Gertrude Blackall was a businesswoman—this much I know—a woman who worked for herself as a stenographer at the turn of the last century. In this she was unique. Stenography back then was a man’s world, as was most of American commerce.
Gertrude never married, and if you never married in those days, unless you were of a certain class, you worked. She was middle class. (How wealthy the Blackalls were remains another mystery, but they were comfortable enough to afford vacations and own their own home. And I’m guessing their financial support was one reason they knew Susan B. Anthony and Frederick Douglass.) Gertrude lived at home as an adult, as did her sister Florence, who also never tied the knot.
The first mystery of Gertrude: How did she come to open a business? And what did her business look like? Did she employ others? Where was she educated? Was it considered prestigious to have offices in the Powers Building? And while we’re at it, did she know Martha Matilda Harper, who opened her own salon empire in the Powers Building around the same time?
The second mystery of Gertrude: How active was she in the suffrage movement? Several letters to her from Susan B. Anthony show that she helped the famous suffragist sort mountains of paperwork on a number of occasions. Maybe she transcribed some things for her; I’m not sure.
“It was very good of you to feel that you wanted to help me see through the piles of unanswered letters – but I felt all the time you couldn’t do so, without neglecting your own more important work,” Susan wrote her on Christmas Eve in 1897.
“The great good that came to me from the attempt was the coming to know and appreciate you more than ever before, for which I am very grateful – I had always looked upon you a heroic young woman who had fought through hard battles and gained a most enviable position in your profession – but it was left to those few morning hours to teach me the lesson of your deeper and higher qualities.
“So we are both the better for the little experience, and I trust we may in the future see and know more and more of each other.”
The letter is one of a few small windows I have to peek into Gertrude’s life—and into Rochester at an important time in its history.
Originally published 8/21/2011
Maybe I read too many Trixie Belden mysteries as a kid.
There’s just something about unraveling the mysteries of the past. A clue drops into your life, stirring your curiosity. Next thing you know, you’re googling day and night, amassing links to reference later, copying and pasting tidbits from far-flung websites into Word docs, promising yourself you’ll organize it all – later, later, when you have time.
That time has come. For about 10 years I’ve been lazily looking for information on a 19th century Rochester, NY, family called Blackall. I have website printouts, copies of letters they wrote, obituaries and the like. Introducing: Burton, Sarah, Gertrude, Florence, Minnie and Robert. Why they have stuck around is beyond me. I guess they want me to tell their story.
I doubt their story, like most, is a true mystery. I don’t expect to uncover anything history-altering. Their time on Earth has simply been long forgotten. Still, you never know… Perhaps the way it tugs at me is the mystery; it is the part of the story I don’t yet know and need to tell.

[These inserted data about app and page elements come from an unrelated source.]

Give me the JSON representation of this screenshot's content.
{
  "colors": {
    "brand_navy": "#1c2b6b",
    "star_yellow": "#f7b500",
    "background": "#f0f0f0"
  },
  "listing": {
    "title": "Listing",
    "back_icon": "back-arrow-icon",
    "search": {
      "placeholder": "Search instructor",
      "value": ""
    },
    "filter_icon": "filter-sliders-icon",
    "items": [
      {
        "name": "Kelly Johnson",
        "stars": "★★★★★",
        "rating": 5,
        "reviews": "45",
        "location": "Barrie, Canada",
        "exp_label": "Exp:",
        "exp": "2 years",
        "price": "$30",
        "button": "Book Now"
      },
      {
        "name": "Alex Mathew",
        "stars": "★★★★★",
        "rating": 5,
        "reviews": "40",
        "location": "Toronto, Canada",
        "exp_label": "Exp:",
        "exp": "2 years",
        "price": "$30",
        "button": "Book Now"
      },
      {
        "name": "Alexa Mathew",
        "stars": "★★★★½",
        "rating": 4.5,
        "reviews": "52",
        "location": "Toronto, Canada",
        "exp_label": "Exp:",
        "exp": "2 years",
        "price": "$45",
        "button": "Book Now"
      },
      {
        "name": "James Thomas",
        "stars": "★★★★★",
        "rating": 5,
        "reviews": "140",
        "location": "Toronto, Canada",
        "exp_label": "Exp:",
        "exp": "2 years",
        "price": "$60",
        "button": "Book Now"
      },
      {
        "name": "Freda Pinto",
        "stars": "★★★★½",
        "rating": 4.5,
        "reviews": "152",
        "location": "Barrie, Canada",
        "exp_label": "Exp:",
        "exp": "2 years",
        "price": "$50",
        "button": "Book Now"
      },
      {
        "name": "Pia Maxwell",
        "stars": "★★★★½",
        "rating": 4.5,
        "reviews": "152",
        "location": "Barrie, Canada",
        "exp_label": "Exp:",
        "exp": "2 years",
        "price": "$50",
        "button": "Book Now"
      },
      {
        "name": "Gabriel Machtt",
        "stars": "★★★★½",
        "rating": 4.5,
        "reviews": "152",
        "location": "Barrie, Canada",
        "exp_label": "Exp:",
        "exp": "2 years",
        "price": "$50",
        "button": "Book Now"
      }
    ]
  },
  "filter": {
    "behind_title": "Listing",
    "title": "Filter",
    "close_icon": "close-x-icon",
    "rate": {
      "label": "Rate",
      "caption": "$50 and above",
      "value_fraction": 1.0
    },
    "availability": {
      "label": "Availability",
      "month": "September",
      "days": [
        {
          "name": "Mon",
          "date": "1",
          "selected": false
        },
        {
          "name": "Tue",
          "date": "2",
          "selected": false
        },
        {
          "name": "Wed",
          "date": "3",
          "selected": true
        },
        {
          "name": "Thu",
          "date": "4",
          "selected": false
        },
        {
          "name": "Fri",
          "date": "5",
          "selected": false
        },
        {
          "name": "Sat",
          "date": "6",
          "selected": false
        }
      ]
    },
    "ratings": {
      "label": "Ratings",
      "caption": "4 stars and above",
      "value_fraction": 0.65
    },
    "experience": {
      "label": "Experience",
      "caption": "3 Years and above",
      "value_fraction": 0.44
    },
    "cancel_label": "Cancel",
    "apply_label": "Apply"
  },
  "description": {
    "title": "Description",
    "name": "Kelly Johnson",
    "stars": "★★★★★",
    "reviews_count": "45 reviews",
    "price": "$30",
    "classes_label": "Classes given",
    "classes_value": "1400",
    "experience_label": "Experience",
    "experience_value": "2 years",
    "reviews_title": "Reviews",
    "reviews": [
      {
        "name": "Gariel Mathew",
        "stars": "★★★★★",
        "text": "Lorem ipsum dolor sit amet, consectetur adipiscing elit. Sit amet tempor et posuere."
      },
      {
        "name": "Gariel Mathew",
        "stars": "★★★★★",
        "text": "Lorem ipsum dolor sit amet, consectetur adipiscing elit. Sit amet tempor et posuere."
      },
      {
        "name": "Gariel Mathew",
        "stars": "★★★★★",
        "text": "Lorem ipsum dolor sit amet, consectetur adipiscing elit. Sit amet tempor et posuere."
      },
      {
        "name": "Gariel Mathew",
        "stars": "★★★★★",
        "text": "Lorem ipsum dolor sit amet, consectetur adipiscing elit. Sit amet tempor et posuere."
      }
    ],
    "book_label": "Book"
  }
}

I’m creating this blog to crystallize what I already understand about the Blackalls and to connect to others who may know more.
Burton Francis (known as Frank) and Sarah (Colman) Blackall married in 1853 and moved to Rochester in 1858. They and their four children were close to Frederick Douglass and his family, and Sarah and daughter Gertrude were active suffragists who were friends with Susan B. Anthony.
In coming posts, I’ll write about what I know and muse about what I don’t. Here’s what I hope: that the process of unraveling and sorting my own notes will lead to a clearer picture of these people and the impact they had during their time in Rochester.
Originally published 3/13/2011
Filed under Blackall Frederick Douglass Susan B. Anthony Rochester NYabolition suffragists